Historic vessels are a fascinating, but not unusual, discovery in the Baltic Sea's shipwreck graveyard (there are at least 100 intact ships on the Baltic seabed). The water is too brackish for shipworm, which means that a huge number of wooden ships have survived on the bottom of the sea with almost intact hulls for centuries.
READ ALSO: King's forgotten 17th century warship found in central Stockholm
Most shipwrecks found in Stockholm are from the 17th and 18th centuries, Sweden's maritime heyday, but one of the new finds is thought to be from the 14th or 15th century. Mostly submerged in the mud on the seabed, the wrecked ship – believed to be a cog – is 23-25 metres long and seven metres wide.
“My pulse went up when I realized what we were looking at – I have never seen such well-preserved shipwrecks,” said maritime archaeologist Jim Hansson in a statement.
Another picture of the cog. Photo: Mikael Fredholm/Swedish National Maritime Museums
Onboard the other shipwreck, estimated to be from the 16th century, a whopping 20 barrels of osmond iron, kitchen utensils and tools were found. The National Maritime Museums said the extent of the iron found was “unprecedented in previous maritime findings”. The exact location of the wrecks has not been revealed.

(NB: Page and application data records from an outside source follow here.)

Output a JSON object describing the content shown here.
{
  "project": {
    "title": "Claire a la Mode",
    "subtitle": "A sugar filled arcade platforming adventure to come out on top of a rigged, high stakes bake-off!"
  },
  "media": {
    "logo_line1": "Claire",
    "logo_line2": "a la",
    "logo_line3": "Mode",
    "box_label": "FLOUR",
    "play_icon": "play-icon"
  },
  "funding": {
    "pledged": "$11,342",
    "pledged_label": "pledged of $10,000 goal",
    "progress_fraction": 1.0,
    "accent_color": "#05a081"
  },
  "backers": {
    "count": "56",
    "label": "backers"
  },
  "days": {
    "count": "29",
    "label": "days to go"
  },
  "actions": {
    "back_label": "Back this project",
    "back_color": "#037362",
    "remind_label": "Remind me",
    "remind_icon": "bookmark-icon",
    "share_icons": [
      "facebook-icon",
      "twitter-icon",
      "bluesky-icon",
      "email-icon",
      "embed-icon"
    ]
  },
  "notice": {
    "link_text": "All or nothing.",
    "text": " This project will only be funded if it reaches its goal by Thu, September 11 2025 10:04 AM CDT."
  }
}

Barrels containing osmond iron and tar. Photo: Jim Hansson/Swedish National Maritime Museums
The planned maritime archaeological museum 'Treasures of the Baltic Sea' is scheduled to open in 2020 next to the Vasa Museum on Djurgården island in Stockholm. But it is unlikely that any new wrecks found will be turned into a new version of world-famous warship Vasa, which sank in 1628 and was salvaged in 1961.
“There will be both authentic exhibits in the new museum such as objects found and parts of wrecks. But no whole wrecks like the Vasa ship, because the wrecks are best preserved by staying where they are now,” Cecilia Eriksson, communication officer of the Swedish National Maritime Museums, explained to The Local.

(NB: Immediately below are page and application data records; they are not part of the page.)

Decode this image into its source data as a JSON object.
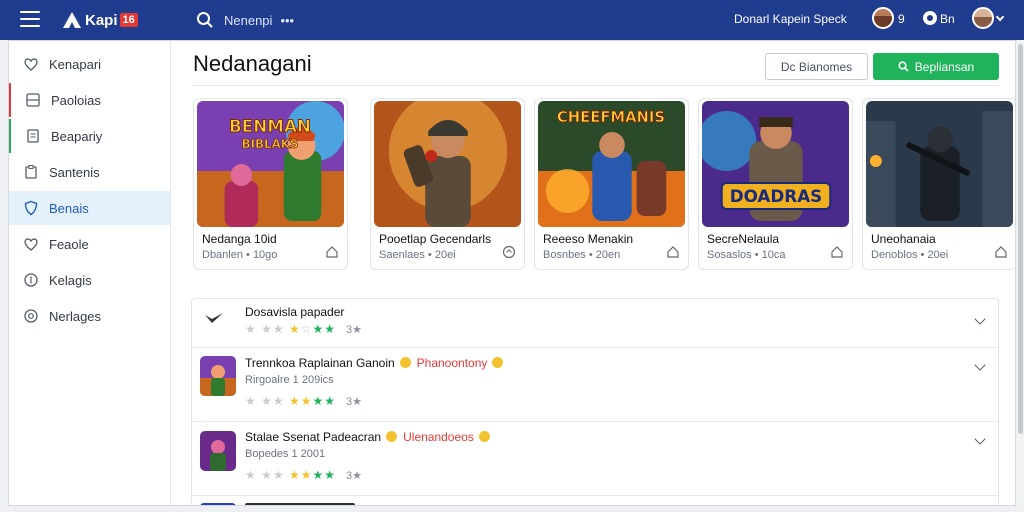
{
  "header": {
    "brand_name": "Kapi",
    "brand_badge": "16",
    "search_text": "Nenenpi",
    "search_more": "•••",
    "link_text": "Donarl Kapein Speck",
    "counter": "9",
    "lang": "Bn"
  },
  "sidebar": {
    "items": [
      {
        "label": "Kenapari",
        "icon": "heart-icon"
      },
      {
        "label": "Paoloias",
        "icon": "grid-icon"
      },
      {
        "label": "Beapariy",
        "icon": "document-icon"
      },
      {
        "label": "Santenis",
        "icon": "clipboard-icon"
      },
      {
        "label": "Benais",
        "icon": "shield-icon"
      },
      {
        "label": "Feaole",
        "icon": "heart-icon"
      },
      {
        "label": "Kelagis",
        "icon": "coin-icon"
      },
      {
        "label": "Nerlages",
        "icon": "target-icon"
      }
    ],
    "active_index": 4
  },
  "main": {
    "title": "Nedanagani",
    "outline_button": "Dc Bianomes",
    "green_button": "Bepliansan"
  },
  "cards": [
    {
      "title": "Nedanga 10id",
      "sub": "Dbanlen • 10go",
      "art_text": "BENMAN\nBIBLAKS"
    },
    {
      "title": "Pooetlap Gecendarls",
      "sub": "Saenlaes • 20ei",
      "art_text": ""
    },
    {
      "title": "Reeeso Menakin",
      "sub": "Bosnbes • 20en",
      "art_text": "CHEEFMANIS"
    },
    {
      "title": "SecreNelaula",
      "sub": "Sosaslos • 10ca",
      "art_text": "DOADRAS"
    },
    {
      "title": "Uneohanaia",
      "sub": "Denoblos • 20ei",
      "art_text": ""
    }
  ],
  "list": {
    "rows": [
      {
        "title": "Dosavisla papader",
        "tag": "",
        "sub": "",
        "star_count": "3★"
      },
      {
        "title": "Trennkoa Raplainan Ganoin",
        "tag": "Phanoontony",
        "sub": "Rirgoalre 1 209ics",
        "star_count": "3★"
      },
      {
        "title": "Stalae Ssenat Padeacran",
        "tag": "Ulenandoeos",
        "sub": "Bopedes 1 2001",
        "star_count": "3★"
      }
    ]
  },
  "colors": {
    "topbar": "#1f3c8f",
    "accent_green": "#1fb35c",
    "accent_red": "#e53935",
    "active_bg": "#e4f0fb"
  }
}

“Instead, visitors will get to join dives deep into the secrets of the Baltic Sea with the help of digital technology,” she said.
IN PICTURES: Artist's impressions of the new museum
A 3D image of the cog wreck. Photo: Swedish National Maritime Museums